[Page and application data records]
• • • •

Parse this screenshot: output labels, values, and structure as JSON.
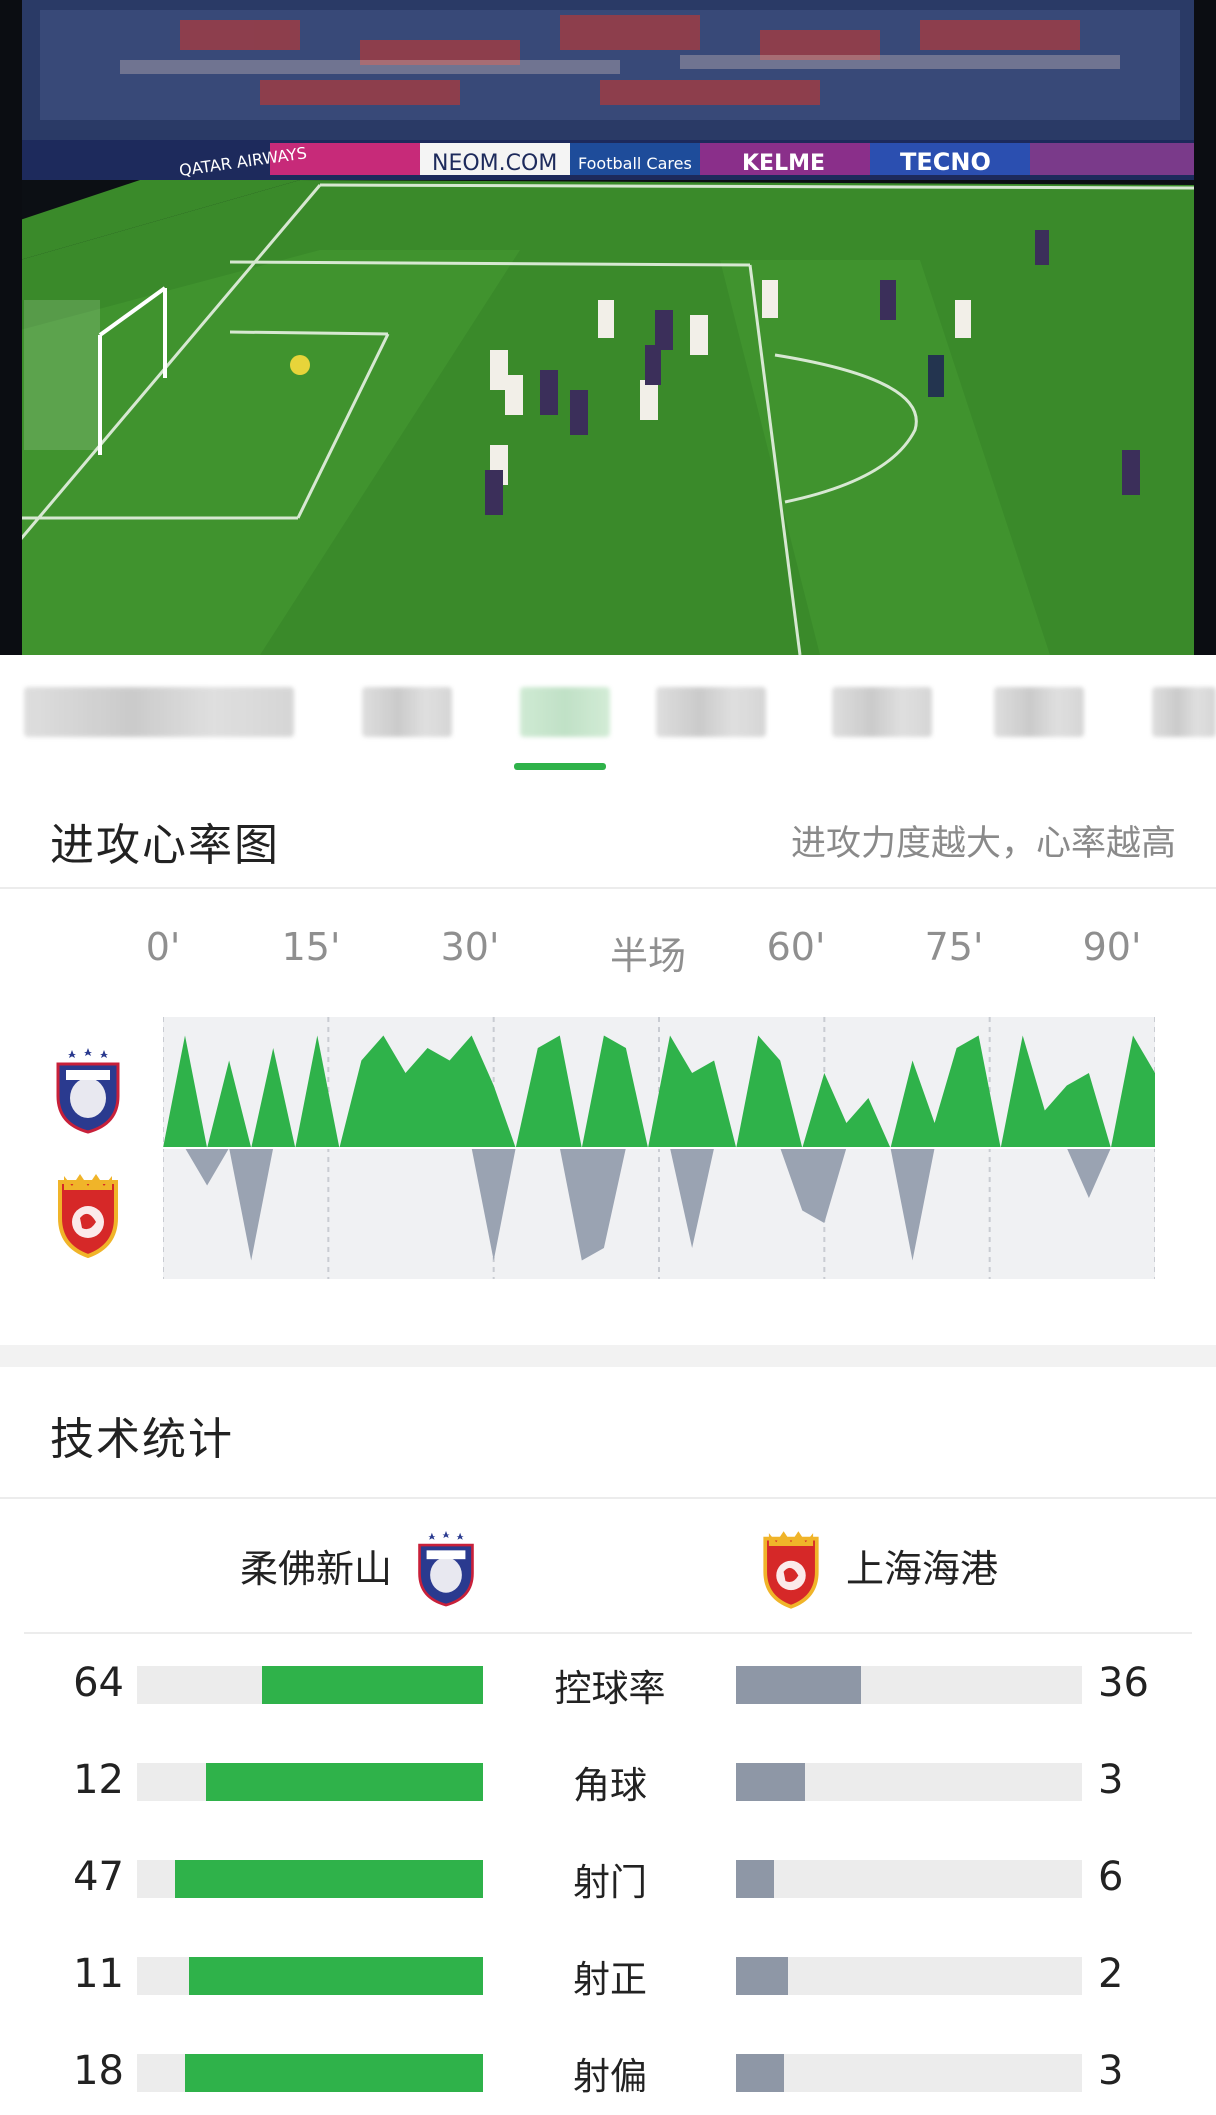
{
  "video": {
    "ads": [
      "QATAR AIRWAYS",
      "NEOM.COM",
      "Football Cares",
      "KELME",
      "TECNO"
    ]
  },
  "tabs": {
    "active_index": 3,
    "active_color": "#2fb24a"
  },
  "heart_rate": {
    "title": "进攻心率图",
    "note": "进攻力度越大，心率越高",
    "time_labels": [
      "0'",
      "15'",
      "30'",
      "半场",
      "60'",
      "75'",
      "90'"
    ]
  },
  "chart_data": {
    "type": "area",
    "title": "进攻心率图",
    "x_labels": [
      "0'",
      "15'",
      "30'",
      "半场",
      "60'",
      "75'",
      "90'"
    ],
    "x": [
      0,
      2,
      4,
      6,
      8,
      10,
      12,
      14,
      16,
      18,
      20,
      22,
      24,
      26,
      28,
      30,
      32,
      34,
      36,
      38,
      40,
      42,
      44,
      46,
      48,
      50,
      52,
      54,
      56,
      58,
      60,
      62,
      64,
      66,
      68,
      70,
      72,
      74,
      76,
      78,
      80,
      82,
      84,
      86,
      88,
      90
    ],
    "series": [
      {
        "color": "#2fb24a",
        "values": [
          0.0,
          0.9,
          0.0,
          0.7,
          0.0,
          0.8,
          0.0,
          0.9,
          0.0,
          0.7,
          0.9,
          0.6,
          0.8,
          0.7,
          0.9,
          0.5,
          0.0,
          0.8,
          0.9,
          0.0,
          0.9,
          0.8,
          0.0,
          0.9,
          0.6,
          0.7,
          0.0,
          0.9,
          0.7,
          0.0,
          0.6,
          0.2,
          0.4,
          0.0,
          0.7,
          0.2,
          0.8,
          0.9,
          0.0,
          0.9,
          0.3,
          0.5,
          0.6,
          0.0,
          0.9,
          0.6
        ]
      },
      {
        "color": "#9aa3b2",
        "values": [
          0.0,
          0.0,
          0.3,
          0.0,
          0.9,
          0.0,
          0.0,
          0.0,
          0.0,
          0.0,
          0.0,
          0.0,
          0.0,
          0.0,
          0.0,
          0.9,
          0.0,
          0.0,
          0.0,
          0.9,
          0.8,
          0.0,
          0.0,
          0.0,
          0.8,
          0.0,
          0.0,
          0.0,
          0.0,
          0.5,
          0.6,
          0.0,
          0.0,
          0.0,
          0.9,
          0.0,
          0.0,
          0.0,
          0.0,
          0.0,
          0.0,
          0.0,
          0.4,
          0.0,
          0.0,
          0.0
        ]
      }
    ],
    "grid": true
  },
  "stats": {
    "title": "技术统计",
    "home_team": "柔佛新山",
    "away_team": "上海海港",
    "home_color": "#2fb24a",
    "away_color": "#8e97a6",
    "rows": [
      {
        "label": "控球率",
        "home": "64",
        "away": "36",
        "home_ratio": 0.64,
        "away_ratio": 0.36
      },
      {
        "label": "角球",
        "home": "12",
        "away": "3",
        "home_ratio": 0.8,
        "away_ratio": 0.2
      },
      {
        "label": "射门",
        "home": "47",
        "away": "6",
        "home_ratio": 0.89,
        "away_ratio": 0.11
      },
      {
        "label": "射正",
        "home": "11",
        "away": "2",
        "home_ratio": 0.85,
        "away_ratio": 0.15
      },
      {
        "label": "射偏",
        "home": "18",
        "away": "3",
        "home_ratio": 0.86,
        "away_ratio": 0.14
      }
    ]
  }
}
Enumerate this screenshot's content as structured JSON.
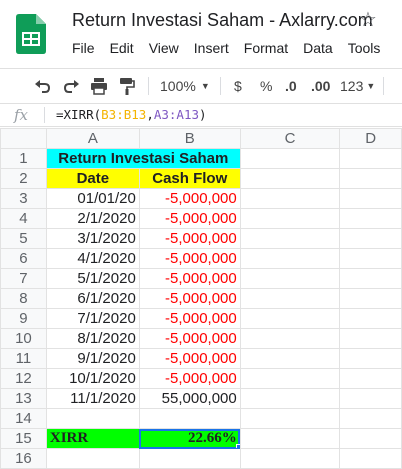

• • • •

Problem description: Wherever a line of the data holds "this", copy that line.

Exercise output:
Parse this screenshot: output labels, values, and structure as JSON.
Enumerate this screenshot's content as structured JSON.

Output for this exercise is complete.